'''
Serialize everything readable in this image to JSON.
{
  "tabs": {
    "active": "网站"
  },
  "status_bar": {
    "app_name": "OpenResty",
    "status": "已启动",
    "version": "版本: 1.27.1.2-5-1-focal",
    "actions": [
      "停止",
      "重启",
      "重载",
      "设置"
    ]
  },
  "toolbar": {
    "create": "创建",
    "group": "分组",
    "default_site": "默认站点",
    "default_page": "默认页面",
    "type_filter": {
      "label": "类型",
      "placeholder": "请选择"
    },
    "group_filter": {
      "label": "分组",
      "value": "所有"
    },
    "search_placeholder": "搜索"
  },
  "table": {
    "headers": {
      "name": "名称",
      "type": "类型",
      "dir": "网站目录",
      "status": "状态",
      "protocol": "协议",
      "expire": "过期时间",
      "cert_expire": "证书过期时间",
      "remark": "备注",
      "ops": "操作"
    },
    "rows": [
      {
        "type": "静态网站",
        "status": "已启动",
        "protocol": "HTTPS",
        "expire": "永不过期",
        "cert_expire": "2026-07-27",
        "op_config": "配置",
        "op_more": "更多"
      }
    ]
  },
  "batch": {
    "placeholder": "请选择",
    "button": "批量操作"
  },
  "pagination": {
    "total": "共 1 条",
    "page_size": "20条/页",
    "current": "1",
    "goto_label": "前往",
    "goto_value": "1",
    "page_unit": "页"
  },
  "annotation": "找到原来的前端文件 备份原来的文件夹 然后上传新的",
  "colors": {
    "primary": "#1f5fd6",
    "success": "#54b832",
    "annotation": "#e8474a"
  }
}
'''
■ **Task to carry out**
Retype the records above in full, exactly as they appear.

■ **Answer**
Serialize everything readable in this image to JSON.
{
  "tabs": {
    "active": "网站"
  },
  "status_bar": {
    "app_name": "OpenResty",
    "status": "已启动",
    "version": "版本: 1.27.1.2-5-1-focal",
    "actions": [
      "停止",
      "重启",
      "重载",
      "设置"
    ]
  },
  "toolbar": {
    "create": "创建",
    "group": "分组",
    "default_site": "默认站点",
    "default_page": "默认页面",
    "type_filter": {
      "label": "类型",
      "placeholder": "请选择"
    },
    "group_filter": {
      "label": "分组",
      "value": "所有"
    },
    "search_placeholder": "搜索"
  },
  "table": {
    "headers": {
      "name": "名称",
      "type": "类型",
      "dir": "网站目录",
      "status": "状态",
      "protocol": "协议",
      "expire": "过期时间",
      "cert_expire": "证书过期时间",
      "remark": "备注",
      "ops": "操作"
    },
    "rows": [
      {
        "type": "静态网站",
        "status": "已启动",
        "protocol": "HTTPS",
        "expire": "永不过期",
        "cert_expire": "2026-07-27",
        "op_config": "配置",
        "op_more": "更多"
      }
    ]
  },
  "batch": {
    "placeholder": "请选择",
    "button": "批量操作"
  },
  "pagination": {
    "total": "共 1 条",
    "page_size": "20条/页",
    "current": "1",
    "goto_label": "前往",
    "goto_value": "1",
    "page_unit": "页"
  },
  "annotation": "找到原来的前端文件 备份原来的文件夹 然后上传新的",
  "colors": {
    "primary": "#1f5fd6",
    "success": "#54b832",
    "annotation": "#e8474a"
  }
}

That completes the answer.